Ο ΙΜΠΡΕΣΙΟΝΙΣΤΗΣ ΚΟΝΣΤΑΝΤΙΝ ΠΟΥ ΕΜΕΙΝΕ ΣΤΗ ΡΩΣΙΑ ΚΑΙ ΣΤΗΡΙΞΕ ΤΗ ΣΟΒΙΕΤΙΚΗ ΕΠΑΝΑΣΤΑΣΗ
Konstantin Fyodorovich Yuon or Juon (Russian: Константи́н Фёдорович Юо́н; October 24 [O.S. October 12] 1875 – April 11, 1958) was a noted Russian painter and theatre designer associated with the Mir Iskusstva. Later, he co-founded the Union of Russian Artists and the Association of Artists of Revolutionary Russia.
Yuon was born in Moscow to the family of a banking clerk of Swiss-Russian origin (the surname Juon being of Walser origin). His brother Paul Juon was a notable composer.
From 1892 to 1898 he studied at the Moscow School of Painting, Sculpture and Architecture where Konstantin Savitsky and Konstantin Korovin were among his distinguished teachers. After graduating from the Moscow Art School he took private lessons from Valentin Serov (1898–1900). During several trips to Western Europe, particularly in Paris, he became acquainted with the cityscapes of Camille Pissarro and other Impressionists, but retained his own distinctive style.
Konstantin Yuon started as an Impressionist landscape and genre painter with a Symbolist note. The most Symbolist of his works are the cycle of engravings Creation of the World on the theme of Genesis (1908–1912) and the painting New Planet that shows the October Revolution as the result of a cosmic catastrophe.
Among the impressionist landscapes are The Tverskoy Boulevard and To the Trinity (both from 1903). Later he toyed with the ideas of lyrical landscape mixed with the imitations of Palekh miniature and Icon arts. To the end of his life he became a strict social realism artist, producing paintings like Parade on the Red Square on November 7, 1941.
Ο ΙΜΠΡΕΣΙΟΝΙΣΤΗΣ ΚΟΝΣΤΑΝΤΙΝ ΠΟΥ ΕΓΚΑΤΕΛΕΙΨΕ ΤΗ ΣΟΒΙΕΤΙΚΗ ΕΝΩΣΗ ΚΑΤΑΦΕΥΓΟΝΤΑΣ ΣΤΗ ΔΥΣΗ
Konstantin Korovin was born on December 5, 1861 in Moscow. He was the second son in the family of a merchant. He studied painting with his brother Sergei at the Moscow School of Painting, where his teachers were Vasili Perov and Alexei Savrasov. In 1881-82 he studied at the Imperial Academy of Arts in St. Petersburg. Later he returned to Moscow and became a student of Vasili Polenov.
Korovin went to Paris in 1885, and there he was stunned by the works of impressionists. At that time he entered the artists circle in Abramtsevo, Russia, and worked for Savva Mamontov's Opera. He designed stage sets for "Aida" by Giuseppe Verdi, and "Carmen" by Georges Bizet. With Mamontov he traveled to France, Italy and Spain, where he continued painting in the style of impressionism. In 1890s he joined the "Mir Iskusstva" (World of Art) group, where he met Sergei Diaghilev, Valentin Serov, Alexandre Benois, Ilya Repin and other important cultural figures of that time.

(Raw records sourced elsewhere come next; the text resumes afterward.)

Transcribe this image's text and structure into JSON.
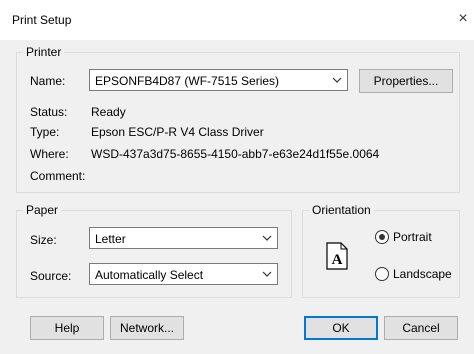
{
  "window": {
    "title": "Print Setup",
    "close_glyph": "×"
  },
  "printer": {
    "legend": "Printer",
    "name_label": "Name:",
    "name_value": "EPSONFB4D87 (WF-7515 Series)",
    "properties_button": "Properties...",
    "status_label": "Status:",
    "status_value": "Ready",
    "type_label": "Type:",
    "type_value": "Epson ESC/P-R V4 Class Driver",
    "where_label": "Where:",
    "where_value": "WSD-437a3d75-8655-4150-abb7-e63e24d1f55e.0064",
    "comment_label": "Comment:",
    "comment_value": ""
  },
  "paper": {
    "legend": "Paper",
    "size_label": "Size:",
    "size_value": "Letter",
    "source_label": "Source:",
    "source_value": "Automatically Select"
  },
  "orientation": {
    "legend": "Orientation",
    "preview_glyph": "A",
    "portrait_label": "Portrait",
    "landscape_label": "Landscape",
    "selected": "Portrait"
  },
  "buttons": {
    "help": "Help",
    "network": "Network...",
    "ok": "OK",
    "cancel": "Cancel"
  },
  "icons": {
    "close": "close-icon",
    "dropdown": "chevron-down-icon",
    "orientation_preview": "page-icon"
  },
  "colors": {
    "default_button_border": "#0078d7",
    "dialog_background": "#f0f0f0"
  }
}
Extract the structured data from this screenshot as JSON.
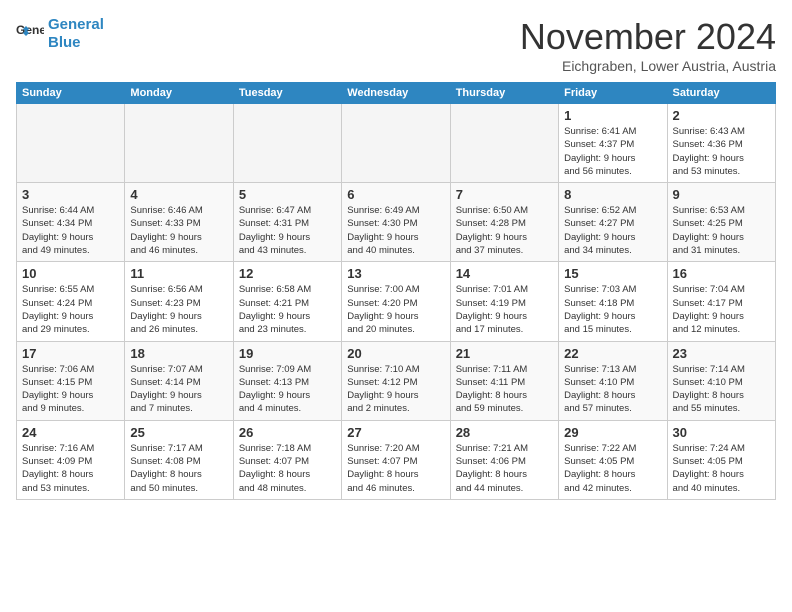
{
  "header": {
    "logo_line1": "General",
    "logo_line2": "Blue",
    "month": "November 2024",
    "location": "Eichgraben, Lower Austria, Austria"
  },
  "weekdays": [
    "Sunday",
    "Monday",
    "Tuesday",
    "Wednesday",
    "Thursday",
    "Friday",
    "Saturday"
  ],
  "weeks": [
    [
      {
        "day": "",
        "info": ""
      },
      {
        "day": "",
        "info": ""
      },
      {
        "day": "",
        "info": ""
      },
      {
        "day": "",
        "info": ""
      },
      {
        "day": "",
        "info": ""
      },
      {
        "day": "1",
        "info": "Sunrise: 6:41 AM\nSunset: 4:37 PM\nDaylight: 9 hours\nand 56 minutes."
      },
      {
        "day": "2",
        "info": "Sunrise: 6:43 AM\nSunset: 4:36 PM\nDaylight: 9 hours\nand 53 minutes."
      }
    ],
    [
      {
        "day": "3",
        "info": "Sunrise: 6:44 AM\nSunset: 4:34 PM\nDaylight: 9 hours\nand 49 minutes."
      },
      {
        "day": "4",
        "info": "Sunrise: 6:46 AM\nSunset: 4:33 PM\nDaylight: 9 hours\nand 46 minutes."
      },
      {
        "day": "5",
        "info": "Sunrise: 6:47 AM\nSunset: 4:31 PM\nDaylight: 9 hours\nand 43 minutes."
      },
      {
        "day": "6",
        "info": "Sunrise: 6:49 AM\nSunset: 4:30 PM\nDaylight: 9 hours\nand 40 minutes."
      },
      {
        "day": "7",
        "info": "Sunrise: 6:50 AM\nSunset: 4:28 PM\nDaylight: 9 hours\nand 37 minutes."
      },
      {
        "day": "8",
        "info": "Sunrise: 6:52 AM\nSunset: 4:27 PM\nDaylight: 9 hours\nand 34 minutes."
      },
      {
        "day": "9",
        "info": "Sunrise: 6:53 AM\nSunset: 4:25 PM\nDaylight: 9 hours\nand 31 minutes."
      }
    ],
    [
      {
        "day": "10",
        "info": "Sunrise: 6:55 AM\nSunset: 4:24 PM\nDaylight: 9 hours\nand 29 minutes."
      },
      {
        "day": "11",
        "info": "Sunrise: 6:56 AM\nSunset: 4:23 PM\nDaylight: 9 hours\nand 26 minutes."
      },
      {
        "day": "12",
        "info": "Sunrise: 6:58 AM\nSunset: 4:21 PM\nDaylight: 9 hours\nand 23 minutes."
      },
      {
        "day": "13",
        "info": "Sunrise: 7:00 AM\nSunset: 4:20 PM\nDaylight: 9 hours\nand 20 minutes."
      },
      {
        "day": "14",
        "info": "Sunrise: 7:01 AM\nSunset: 4:19 PM\nDaylight: 9 hours\nand 17 minutes."
      },
      {
        "day": "15",
        "info": "Sunrise: 7:03 AM\nSunset: 4:18 PM\nDaylight: 9 hours\nand 15 minutes."
      },
      {
        "day": "16",
        "info": "Sunrise: 7:04 AM\nSunset: 4:17 PM\nDaylight: 9 hours\nand 12 minutes."
      }
    ],
    [
      {
        "day": "17",
        "info": "Sunrise: 7:06 AM\nSunset: 4:15 PM\nDaylight: 9 hours\nand 9 minutes."
      },
      {
        "day": "18",
        "info": "Sunrise: 7:07 AM\nSunset: 4:14 PM\nDaylight: 9 hours\nand 7 minutes."
      },
      {
        "day": "19",
        "info": "Sunrise: 7:09 AM\nSunset: 4:13 PM\nDaylight: 9 hours\nand 4 minutes."
      },
      {
        "day": "20",
        "info": "Sunrise: 7:10 AM\nSunset: 4:12 PM\nDaylight: 9 hours\nand 2 minutes."
      },
      {
        "day": "21",
        "info": "Sunrise: 7:11 AM\nSunset: 4:11 PM\nDaylight: 8 hours\nand 59 minutes."
      },
      {
        "day": "22",
        "info": "Sunrise: 7:13 AM\nSunset: 4:10 PM\nDaylight: 8 hours\nand 57 minutes."
      },
      {
        "day": "23",
        "info": "Sunrise: 7:14 AM\nSunset: 4:10 PM\nDaylight: 8 hours\nand 55 minutes."
      }
    ],
    [
      {
        "day": "24",
        "info": "Sunrise: 7:16 AM\nSunset: 4:09 PM\nDaylight: 8 hours\nand 53 minutes."
      },
      {
        "day": "25",
        "info": "Sunrise: 7:17 AM\nSunset: 4:08 PM\nDaylight: 8 hours\nand 50 minutes."
      },
      {
        "day": "26",
        "info": "Sunrise: 7:18 AM\nSunset: 4:07 PM\nDaylight: 8 hours\nand 48 minutes."
      },
      {
        "day": "27",
        "info": "Sunrise: 7:20 AM\nSunset: 4:07 PM\nDaylight: 8 hours\nand 46 minutes."
      },
      {
        "day": "28",
        "info": "Sunrise: 7:21 AM\nSunset: 4:06 PM\nDaylight: 8 hours\nand 44 minutes."
      },
      {
        "day": "29",
        "info": "Sunrise: 7:22 AM\nSunset: 4:05 PM\nDaylight: 8 hours\nand 42 minutes."
      },
      {
        "day": "30",
        "info": "Sunrise: 7:24 AM\nSunset: 4:05 PM\nDaylight: 8 hours\nand 40 minutes."
      }
    ]
  ]
}
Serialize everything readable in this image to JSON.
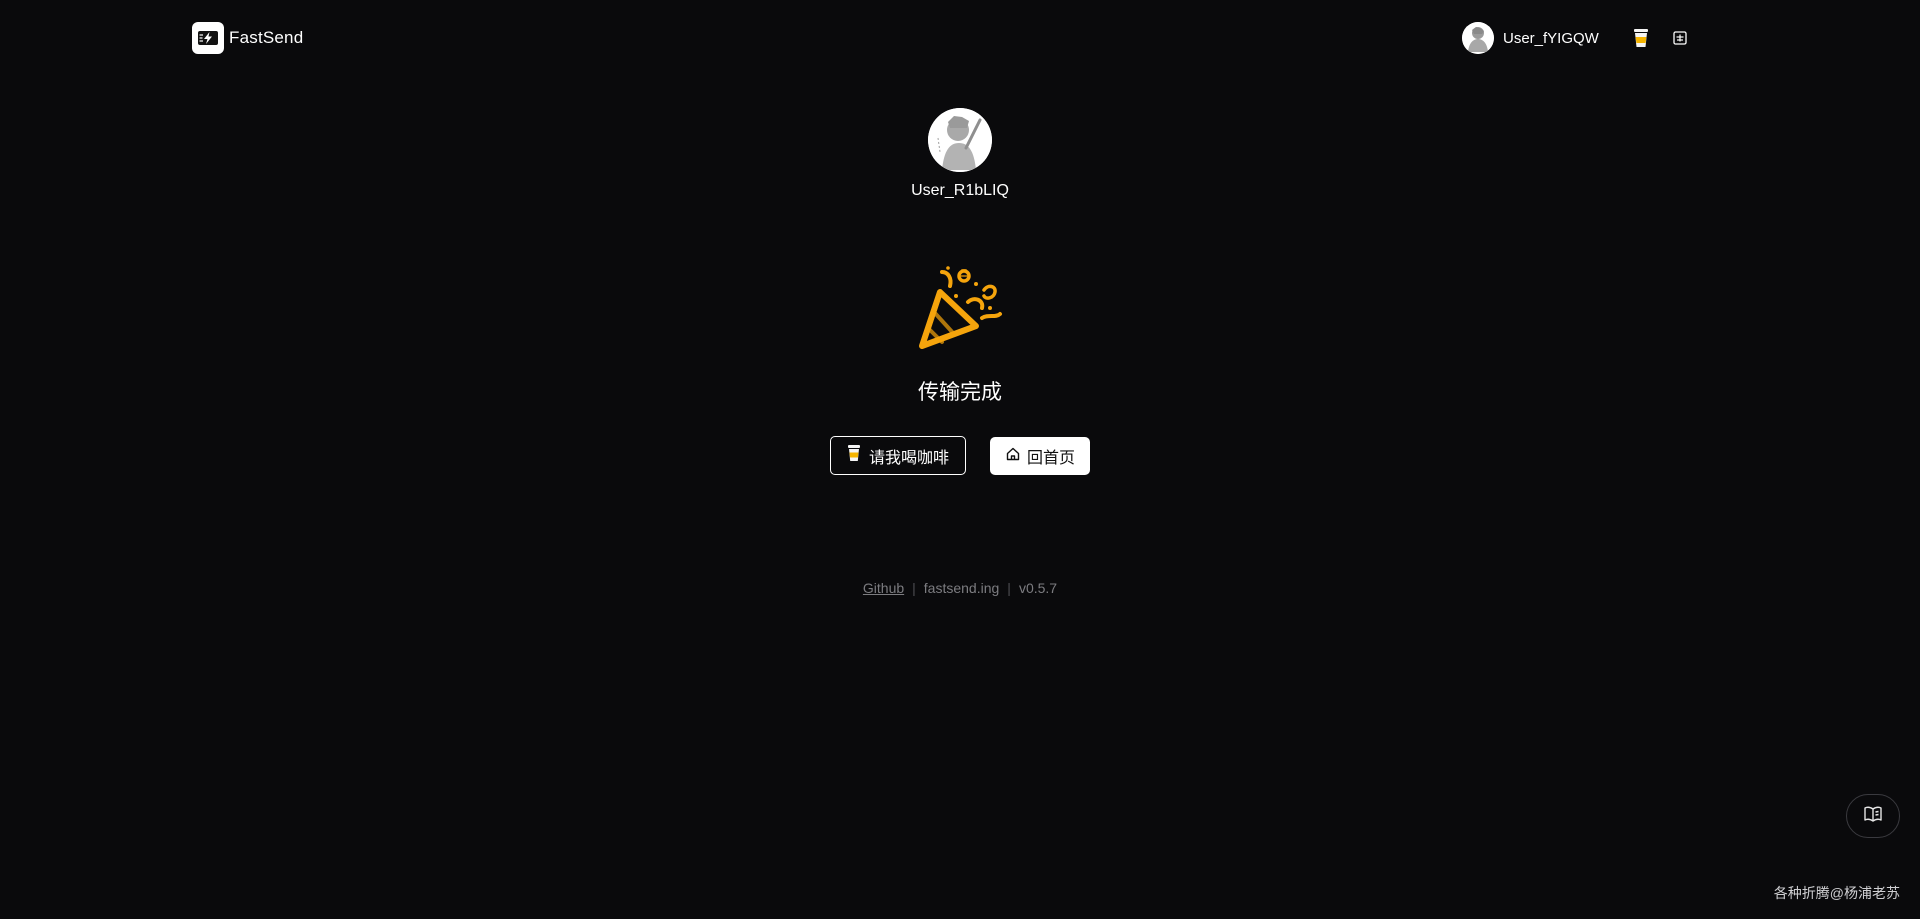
{
  "header": {
    "app_name": "FastSend",
    "username": "User_fYIGQW",
    "icons": {
      "logo": "lightning-bolt-icon",
      "coffee": "coffee-cup-icon",
      "language": "translate-icon"
    }
  },
  "main": {
    "peer_name": "User_R1bLIQ",
    "status_text": "传输完成",
    "status_icon": "party-popper-icon",
    "coffee_button_label": "请我喝咖啡",
    "home_button_label": "回首页"
  },
  "footer": {
    "github_label": "Github",
    "domain": "fastsend.ing",
    "version": "v0.5.7"
  },
  "floating": {
    "icon": "book-icon"
  },
  "watermark": "各种折腾@杨浦老苏",
  "colors": {
    "background": "#0a0a0c",
    "accent": "#f5a40c",
    "text": "#ffffff",
    "muted": "#7c7c80"
  }
}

Korovin was designated head artistic designer of the Russian pavilions at the Paris World Fair in 1900. He received the Gold Medal at the World Fair and was awarded the Legion of Honour by the government of France. He traveled and painted in Europe, mostly in Paris until WWI. During the war he worked as a camouflage designer for the Russian Army. He continued work as theatrical designer for the Mariinsky Theatre in St. Petersburg. He created the stage design for "Nutcracker" and "Swan Lake" by Pyotr Ilyich Tchaikovsky, "Die Walkure" by Richard Wagner.
Korovin finally left Russia for Paris in 1923. His valuable art collection was stolen, and he had to work as theater designer in Europe, America and Australia. His collaboration with Sergei Diaghilev and other theatrical productions continued. Among his many works is the remarcable innovative stage set for "The Golden Cockerel" by Nikolai Rimsky-Korsakov at the Turin Opera. His portraits of actors Feodor Chaliapin Sr. and T. Lubatovich and of the art collector Ivan Morosov are among the best in the genre.
Korovin was a colorist with a rare gift for harmonization. His works represent a merger of the classic art tradition with impressionism and art-nouveau. He died in Paris on September 11, 1939, and was laid to rest at the Russian cemetery in Paris.